PROVIDED INFORMATION:
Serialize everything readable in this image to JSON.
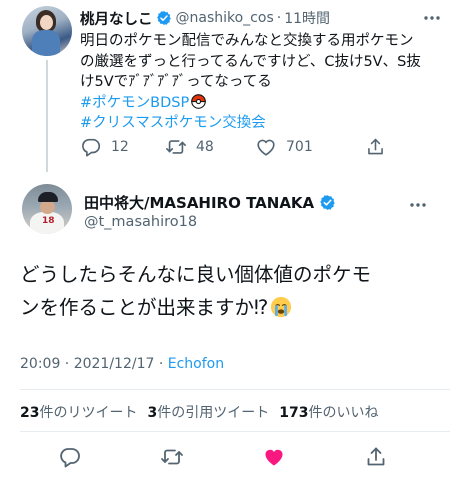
{
  "parent_tweet": {
    "display_name": "桃月なしこ",
    "handle": "@nashiko_cos",
    "separator": "·",
    "time": "11時間",
    "text_lines": [
      "明日のポケモン配信でみんなと交換する用ポケモン",
      "の厳選をずっと行ってるんですけど、C抜け5V、S抜",
      "け5Vでｱﾞｱﾞｱﾞｱﾞってなってる"
    ],
    "hashtags": [
      "#ポケモンBDSP",
      "#クリスマスポケモン交換会"
    ],
    "replies": "12",
    "retweets": "48",
    "likes": "701"
  },
  "focus_tweet": {
    "display_name": "田中将大/MASAHIRO TANAKA",
    "handle": "@t_masahiro18",
    "avatar_number": "18",
    "text_lines": [
      "どうしたらそんなに良い個体値のポケモ",
      "ンを作ることが出来ますか⁉︎"
    ],
    "timestamp": "20:09 · 2021/12/17 · ",
    "source": "Echofon",
    "stats": {
      "retweet_count": "23",
      "retweet_label": "件のリツイート",
      "quote_count": "3",
      "quote_label": "件の引用ツイート",
      "like_count": "173",
      "like_label": "件のいいね"
    }
  },
  "icons": {
    "verified": "verified-badge-icon",
    "reply": "reply-icon",
    "retweet": "retweet-icon",
    "like": "heart-icon",
    "share": "share-icon",
    "more": "more-icon",
    "pokeball": "pokeball-emoji",
    "crying_face": "crying-face-emoji"
  },
  "colors": {
    "accent": "#1d9bf0",
    "muted": "#536471",
    "like_active": "#f91880"
  }
}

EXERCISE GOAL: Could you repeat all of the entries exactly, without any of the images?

SOLUTION FOR THIS EXERCISE:
Serialize everything readable in this image to JSON.
{
  "parent_tweet": {
    "display_name": "桃月なしこ",
    "handle": "@nashiko_cos",
    "separator": "·",
    "time": "11時間",
    "text_lines": [
      "明日のポケモン配信でみんなと交換する用ポケモン",
      "の厳選をずっと行ってるんですけど、C抜け5V、S抜",
      "け5Vでｱﾞｱﾞｱﾞｱﾞってなってる"
    ],
    "hashtags": [
      "#ポケモンBDSP",
      "#クリスマスポケモン交換会"
    ],
    "replies": "12",
    "retweets": "48",
    "likes": "701"
  },
  "focus_tweet": {
    "display_name": "田中将大/MASAHIRO TANAKA",
    "handle": "@t_masahiro18",
    "avatar_number": "18",
    "text_lines": [
      "どうしたらそんなに良い個体値のポケモ",
      "ンを作ることが出来ますか⁉︎"
    ],
    "timestamp": "20:09 · 2021/12/17 · ",
    "source": "Echofon",
    "stats": {
      "retweet_count": "23",
      "retweet_label": "件のリツイート",
      "quote_count": "3",
      "quote_label": "件の引用ツイート",
      "like_count": "173",
      "like_label": "件のいいね"
    }
  },
  "icons": {
    "verified": "verified-badge-icon",
    "reply": "reply-icon",
    "retweet": "retweet-icon",
    "like": "heart-icon",
    "share": "share-icon",
    "more": "more-icon",
    "pokeball": "pokeball-emoji",
    "crying_face": "crying-face-emoji"
  },
  "colors": {
    "accent": "#1d9bf0",
    "muted": "#536471",
    "like_active": "#f91880"
  }
}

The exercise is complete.